--- Data provided ---
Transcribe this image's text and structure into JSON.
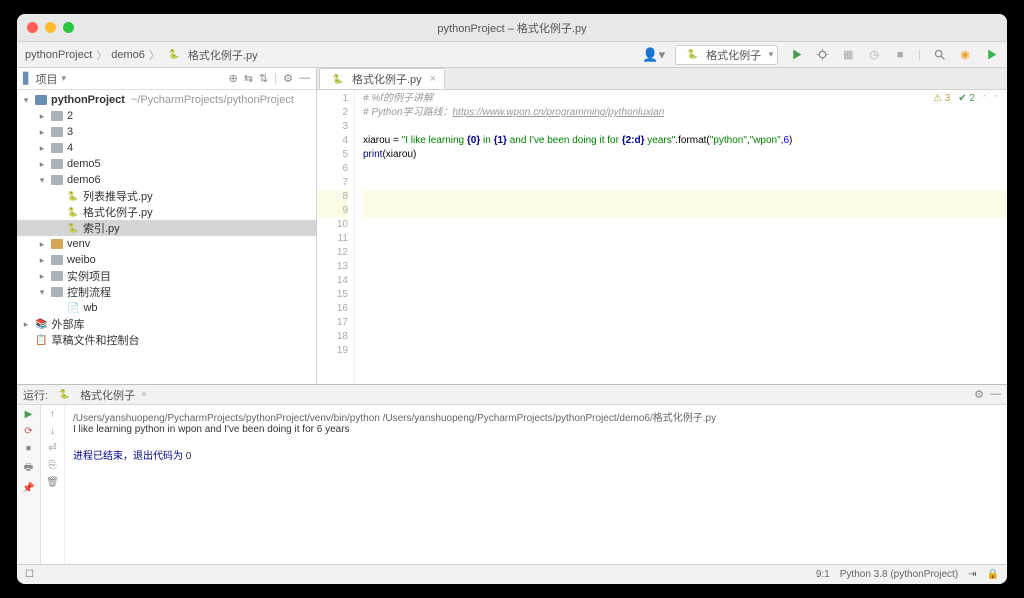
{
  "window": {
    "title": "pythonProject – 格式化例子.py"
  },
  "breadcrumb": [
    "pythonProject",
    "demo6",
    "格式化例子.py"
  ],
  "run_config": "格式化例子",
  "sidebar": {
    "header_label": "项目",
    "tree": [
      {
        "label": "pythonProject",
        "type": "project",
        "arrow": "▾",
        "hint": "~/PycharmProjects/pythonProject",
        "depth": 0
      },
      {
        "label": "2",
        "type": "folder",
        "arrow": "▸",
        "depth": 1
      },
      {
        "label": "3",
        "type": "folder",
        "arrow": "▸",
        "depth": 1
      },
      {
        "label": "4",
        "type": "folder",
        "arrow": "▸",
        "depth": 1
      },
      {
        "label": "demo5",
        "type": "folder",
        "arrow": "▸",
        "depth": 1
      },
      {
        "label": "demo6",
        "type": "folder",
        "arrow": "▾",
        "depth": 1
      },
      {
        "label": "列表推导式.py",
        "type": "py",
        "depth": 2
      },
      {
        "label": "格式化例子.py",
        "type": "py",
        "depth": 2
      },
      {
        "label": "索引.py",
        "type": "py",
        "depth": 2,
        "selected": true
      },
      {
        "label": "venv",
        "type": "venv",
        "arrow": "▸",
        "depth": 1
      },
      {
        "label": "weibo",
        "type": "folder",
        "arrow": "▸",
        "depth": 1
      },
      {
        "label": "实例项目",
        "type": "folder",
        "arrow": "▸",
        "depth": 1
      },
      {
        "label": "控制流程",
        "type": "folder",
        "arrow": "▾",
        "depth": 1
      },
      {
        "label": "wb",
        "type": "file",
        "depth": 2
      },
      {
        "label": "外部库",
        "type": "lib",
        "arrow": "▸",
        "depth": 0
      },
      {
        "label": "草稿文件和控制台",
        "type": "scratch",
        "depth": 0
      }
    ]
  },
  "editor": {
    "tab": "格式化例子.py",
    "badges": {
      "warn": "3",
      "ok": "2"
    },
    "lines": [
      {
        "n": 1,
        "type": "comment",
        "text": "# %f的例子讲解"
      },
      {
        "n": 2,
        "type": "comment_link",
        "prefix": "# Python学习路线：",
        "link": "https://www.wpon.cn/programming/pythonluxian"
      },
      {
        "n": 3,
        "type": "blank"
      },
      {
        "n": 4,
        "type": "code4"
      },
      {
        "n": 5,
        "type": "code5"
      },
      {
        "n": 6,
        "type": "blank"
      },
      {
        "n": 7,
        "type": "blank"
      },
      {
        "n": 8,
        "type": "blank",
        "hl": true
      },
      {
        "n": 9,
        "type": "blank",
        "hl": true
      },
      {
        "n": 10,
        "type": "blank"
      },
      {
        "n": 11,
        "type": "blank"
      },
      {
        "n": 12,
        "type": "blank"
      },
      {
        "n": 13,
        "type": "blank"
      },
      {
        "n": 14,
        "type": "blank"
      },
      {
        "n": 15,
        "type": "blank"
      },
      {
        "n": 16,
        "type": "blank"
      },
      {
        "n": 17,
        "type": "blank"
      },
      {
        "n": 18,
        "type": "blank"
      },
      {
        "n": 19,
        "type": "blank"
      }
    ],
    "tokens4": {
      "var": "xiarou ",
      "eq": "= ",
      "s1": "\"I like learning ",
      "f1": "{0}",
      "s2": " in ",
      "f2": "{1}",
      "s3": " and I've been doing it for ",
      "f3": "{2:d}",
      "s4": " years\"",
      "dot": ".",
      "method": "format",
      "p1": "(",
      "a1": "\"python\"",
      "c1": ",",
      "a2": "\"wpon\"",
      "c2": ",",
      "a3": "6",
      "p2": ")"
    },
    "tokens5": {
      "fn": "print",
      "p1": "(",
      "arg": "xiarou",
      "p2": ")"
    }
  },
  "console": {
    "header_label": "运行:",
    "tab": "格式化例子",
    "cmd": "/Users/yanshuopeng/PycharmProjects/pythonProject/venv/bin/python /Users/yanshuopeng/PycharmProjects/pythonProject/demo6/格式化例子.py",
    "output": "I like learning python in wpon and I've been doing it for 6 years",
    "exit_label": "进程已结束，退出代码为 ",
    "exit_code": "0"
  },
  "status": {
    "pos": "9:1",
    "interpreter": "Python 3.8 (pythonProject)"
  }
}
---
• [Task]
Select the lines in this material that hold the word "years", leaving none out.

• [Answer to this problem]
      "s4": " years\"",
    "output": "I like learning python in wpon and I've been doing it for 6 years",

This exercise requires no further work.